Exercise objective:
What follows is a set of records; repeat all of them exactly.

Records shown:
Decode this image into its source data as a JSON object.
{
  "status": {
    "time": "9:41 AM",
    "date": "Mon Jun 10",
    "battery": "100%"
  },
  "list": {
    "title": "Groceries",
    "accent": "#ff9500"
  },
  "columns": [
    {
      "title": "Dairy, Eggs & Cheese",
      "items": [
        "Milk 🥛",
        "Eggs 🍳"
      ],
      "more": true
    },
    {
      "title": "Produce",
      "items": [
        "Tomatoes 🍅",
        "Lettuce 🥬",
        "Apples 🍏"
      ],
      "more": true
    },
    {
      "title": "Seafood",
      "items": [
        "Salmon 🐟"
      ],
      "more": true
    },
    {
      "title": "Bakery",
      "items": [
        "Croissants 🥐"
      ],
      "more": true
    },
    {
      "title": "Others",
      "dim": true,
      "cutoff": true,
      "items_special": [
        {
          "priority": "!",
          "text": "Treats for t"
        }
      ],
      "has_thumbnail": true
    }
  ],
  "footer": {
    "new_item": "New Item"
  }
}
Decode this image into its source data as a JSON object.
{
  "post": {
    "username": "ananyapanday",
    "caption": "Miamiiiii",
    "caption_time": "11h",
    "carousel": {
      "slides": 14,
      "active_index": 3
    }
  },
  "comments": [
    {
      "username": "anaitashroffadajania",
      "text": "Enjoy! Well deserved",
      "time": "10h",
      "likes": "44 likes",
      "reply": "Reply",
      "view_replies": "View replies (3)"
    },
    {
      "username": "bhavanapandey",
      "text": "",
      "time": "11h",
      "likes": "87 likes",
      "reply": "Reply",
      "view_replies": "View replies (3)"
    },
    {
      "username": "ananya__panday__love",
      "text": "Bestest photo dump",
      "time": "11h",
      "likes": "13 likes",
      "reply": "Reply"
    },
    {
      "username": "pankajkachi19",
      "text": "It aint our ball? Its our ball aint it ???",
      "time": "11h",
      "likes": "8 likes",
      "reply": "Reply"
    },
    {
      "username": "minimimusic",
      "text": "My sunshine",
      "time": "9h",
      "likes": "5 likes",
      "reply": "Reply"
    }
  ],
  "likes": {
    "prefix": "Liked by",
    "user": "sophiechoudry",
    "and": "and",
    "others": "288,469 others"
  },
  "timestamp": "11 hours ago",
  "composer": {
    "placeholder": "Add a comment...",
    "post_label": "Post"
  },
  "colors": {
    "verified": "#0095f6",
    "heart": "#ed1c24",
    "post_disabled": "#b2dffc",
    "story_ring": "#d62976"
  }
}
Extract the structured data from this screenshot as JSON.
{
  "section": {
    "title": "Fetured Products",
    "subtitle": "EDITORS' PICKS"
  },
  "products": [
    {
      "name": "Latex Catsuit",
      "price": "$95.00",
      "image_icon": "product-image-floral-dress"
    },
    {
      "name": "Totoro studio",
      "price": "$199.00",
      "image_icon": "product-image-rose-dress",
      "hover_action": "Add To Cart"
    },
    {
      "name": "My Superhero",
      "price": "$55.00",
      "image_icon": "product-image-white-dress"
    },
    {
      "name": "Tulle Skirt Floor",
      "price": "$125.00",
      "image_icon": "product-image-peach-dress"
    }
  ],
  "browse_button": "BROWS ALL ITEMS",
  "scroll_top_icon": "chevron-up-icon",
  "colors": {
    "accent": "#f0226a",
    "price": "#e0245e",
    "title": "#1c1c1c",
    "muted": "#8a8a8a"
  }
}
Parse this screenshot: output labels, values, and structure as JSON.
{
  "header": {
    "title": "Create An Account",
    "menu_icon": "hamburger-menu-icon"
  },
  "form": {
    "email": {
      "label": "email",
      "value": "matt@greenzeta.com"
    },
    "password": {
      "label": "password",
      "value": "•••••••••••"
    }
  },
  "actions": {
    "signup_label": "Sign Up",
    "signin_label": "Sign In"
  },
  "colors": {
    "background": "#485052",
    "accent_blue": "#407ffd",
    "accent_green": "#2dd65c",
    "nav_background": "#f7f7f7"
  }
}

Answer section:
Decode this image into its source data as a JSON object.
{
  "status": {
    "time": "9:41 AM",
    "date": "Mon Jun 10",
    "battery": "100%"
  },
  "list": {
    "title": "Groceries",
    "accent": "#ff9500"
  },
  "columns": [
    {
      "title": "Dairy, Eggs & Cheese",
      "items": [
        "Milk 🥛",
        "Eggs 🍳"
      ],
      "more": true
    },
    {
      "title": "Produce",
      "items": [
        "Tomatoes 🍅",
        "Lettuce 🥬",
        "Apples 🍏"
      ],
      "more": true
    },
    {
      "title": "Seafood",
      "items": [
        "Salmon 🐟"
      ],
      "more": true
    },
    {
      "title": "Bakery",
      "items": [
        "Croissants 🥐"
      ],
      "more": true
    },
    {
      "title": "Others",
      "dim": true,
      "cutoff": true,
      "items_special": [
        {
          "priority": "!",
          "text": "Treats for t"
        }
      ],
      "has_thumbnail": true
    }
  ],
  "footer": {
    "new_item": "New Item"
  }
}
Decode this image into its source data as a JSON object.
{
  "post": {
    "username": "ananyapanday",
    "caption": "Miamiiiii",
    "caption_time": "11h",
    "carousel": {
      "slides": 14,
      "active_index": 3
    }
  },
  "comments": [
    {
      "username": "anaitashroffadajania",
      "text": "Enjoy! Well deserved",
      "time": "10h",
      "likes": "44 likes",
      "reply": "Reply",
      "view_replies": "View replies (3)"
    },
    {
      "username": "bhavanapandey",
      "text": "",
      "time": "11h",
      "likes": "87 likes",
      "reply": "Reply",
      "view_replies": "View replies (3)"
    },
    {
      "username": "ananya__panday__love",
      "text": "Bestest photo dump",
      "time": "11h",
      "likes": "13 likes",
      "reply": "Reply"
    },
    {
      "username": "pankajkachi19",
      "text": "It aint our ball? Its our ball aint it ???",
      "time": "11h",
      "likes": "8 likes",
      "reply": "Reply"
    },
    {
      "username": "minimimusic",
      "text": "My sunshine",
      "time": "9h",
      "likes": "5 likes",
      "reply": "Reply"
    }
  ],
  "likes": {
    "prefix": "Liked by",
    "user": "sophiechoudry",
    "and": "and",
    "others": "288,469 others"
  },
  "timestamp": "11 hours ago",
  "composer": {
    "placeholder": "Add a comment...",
    "post_label": "Post"
  },
  "colors": {
    "verified": "#0095f6",
    "heart": "#ed1c24",
    "post_disabled": "#b2dffc",
    "story_ring": "#d62976"
  }
}
Extract the structured data from this screenshot as JSON.
{
  "section": {
    "title": "Fetured Products",
    "subtitle": "EDITORS' PICKS"
  },
  "products": [
    {
      "name": "Latex Catsuit",
      "price": "$95.00",
      "image_icon": "product-image-floral-dress"
    },
    {
      "name": "Totoro studio",
      "price": "$199.00",
      "image_icon": "product-image-rose-dress",
      "hover_action": "Add To Cart"
    },
    {
      "name": "My Superhero",
      "price": "$55.00",
      "image_icon": "product-image-white-dress"
    },
    {
      "name": "Tulle Skirt Floor",
      "price": "$125.00",
      "image_icon": "product-image-peach-dress"
    }
  ],
  "browse_button": "BROWS ALL ITEMS",
  "scroll_top_icon": "chevron-up-icon",
  "colors": {
    "accent": "#f0226a",
    "price": "#e0245e",
    "title": "#1c1c1c",
    "muted": "#8a8a8a"
  }
}
Parse this screenshot: output labels, values, and structure as JSON.
{
  "header": {
    "title": "Create An Account",
    "menu_icon": "hamburger-menu-icon"
  },
  "form": {
    "email": {
      "label": "email",
      "value": "matt@greenzeta.com"
    },
    "password": {
      "label": "password",
      "value": "•••••••••••"
    }
  },
  "actions": {
    "signup_label": "Sign Up",
    "signin_label": "Sign In"
  },
  "colors": {
    "background": "#485052",
    "accent_blue": "#407ffd",
    "accent_green": "#2dd65c",
    "nav_background": "#f7f7f7"
  }
}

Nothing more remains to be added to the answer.